Inventory is a buffer against uncertainty. A common image that I first came across when studying Goldratt’s Theory of constraints (which I highly recommend by the way), is that of a ship sailing on a lake. The ship represents the company and the water inventory. Below the water are rocks representing problems in the company. In order for the ship to safely pass over the rocks it must have enough water.
The rocks could be any number of problems and inefficiencies in the company. Poor forecasts, Problems with the supplier, Quality, Leadtime etc.
In order to get past these problems the company holds enough inventory to overcome them.
If they don’t hold enough inventory then the ship will hit the rocks. But inventory is expensive. You incur all the costs of purchasing and storing it. It is a sunk cost that you can’t recover because if you do then you risk hitting the rocks. This is why inventory is often a major focus point for investors because high inventory means their money is tied up and it also hides inefficiencies in the company.
Of course in the case of inventory there isn’t just one type of water. Every finished good and every component part of those finished goods will need some degree of inventory. These are commonly referred to as Stock keeping Units or SKUs. If a company has hundreds of SKUs it is like a ship moving at the same time on hundreds of oceans. There is probably some deep philosophical or quantum science example I could give here but I’m not clever enough to do so. Perhaps you can think of one and send it on to me.
The real solution is to ideally eliminate, or most likely reduce, the problems so you don’t need as much water to get over the rocks.

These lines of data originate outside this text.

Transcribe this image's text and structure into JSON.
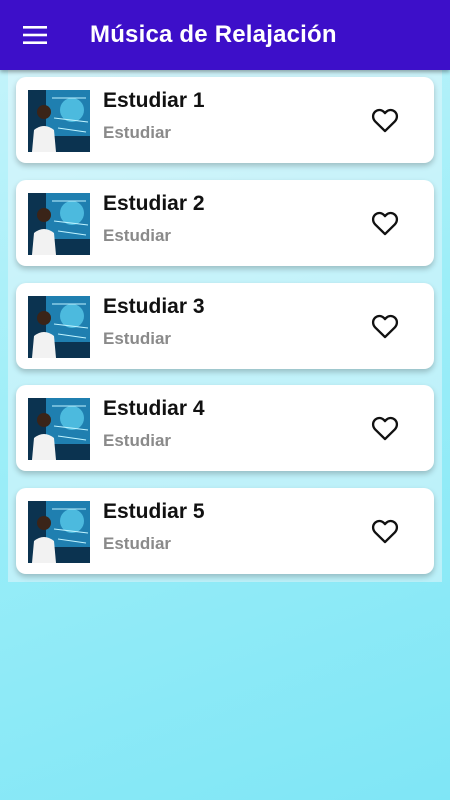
{
  "appbar": {
    "title": "Música de Relajación",
    "menu_icon": "menu-icon"
  },
  "tracks": [
    {
      "title": "Estudiar 1",
      "category": "Estudiar",
      "favorite_icon": "heart-outline-icon"
    },
    {
      "title": "Estudiar 2",
      "category": "Estudiar",
      "favorite_icon": "heart-outline-icon"
    },
    {
      "title": "Estudiar 3",
      "category": "Estudiar",
      "favorite_icon": "heart-outline-icon"
    },
    {
      "title": "Estudiar 4",
      "category": "Estudiar",
      "favorite_icon": "heart-outline-icon"
    },
    {
      "title": "Estudiar 5",
      "category": "Estudiar",
      "favorite_icon": "heart-outline-icon"
    }
  ],
  "colors": {
    "appbar": "#3d0fc9",
    "background": "#9deef8",
    "title_text": "#111111",
    "subtitle_text": "#8a8a8a"
  }
}
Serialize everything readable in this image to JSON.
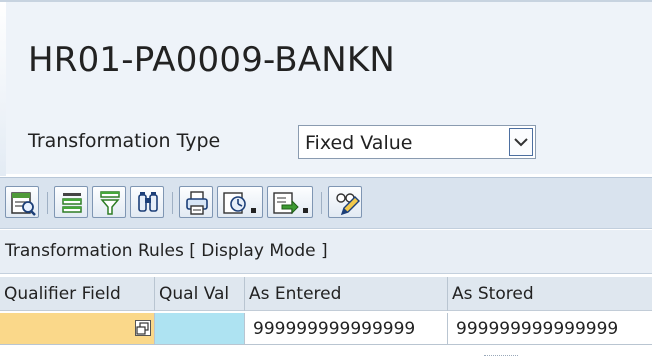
{
  "header": {
    "title": "HR01-PA0009-BANKN",
    "transformation_type_label": "Transformation Type",
    "transformation_type_value": "Fixed Value"
  },
  "toolbar": {
    "buttons": [
      {
        "icon": "details-icon"
      },
      {
        "icon": "align-top-icon"
      },
      {
        "icon": "filter-icon"
      },
      {
        "icon": "find-icon"
      },
      {
        "icon": "print-icon"
      },
      {
        "icon": "views-menu-icon"
      },
      {
        "icon": "export-menu-icon"
      },
      {
        "icon": "edit-glasses-icon"
      }
    ]
  },
  "section": {
    "title": "Transformation Rules [ Display Mode ]"
  },
  "table": {
    "columns": [
      "Qualifier Field",
      "Qual Val",
      "As Entered",
      "As Stored"
    ],
    "rows": [
      {
        "qualifier_field": "",
        "qual_val": "",
        "as_entered": "999999999999999",
        "as_stored": "999999999999999"
      }
    ]
  },
  "colors": {
    "qualifier_cell_bg": "#fad88a",
    "qualval_cell_bg": "#aee3f2",
    "toolbar_bg": "#d9e3ee",
    "header_bg": "#eef3f9"
  }
}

If you want help identifying and eliminating problems in your processes so you can in turn reduce inventory please contact us.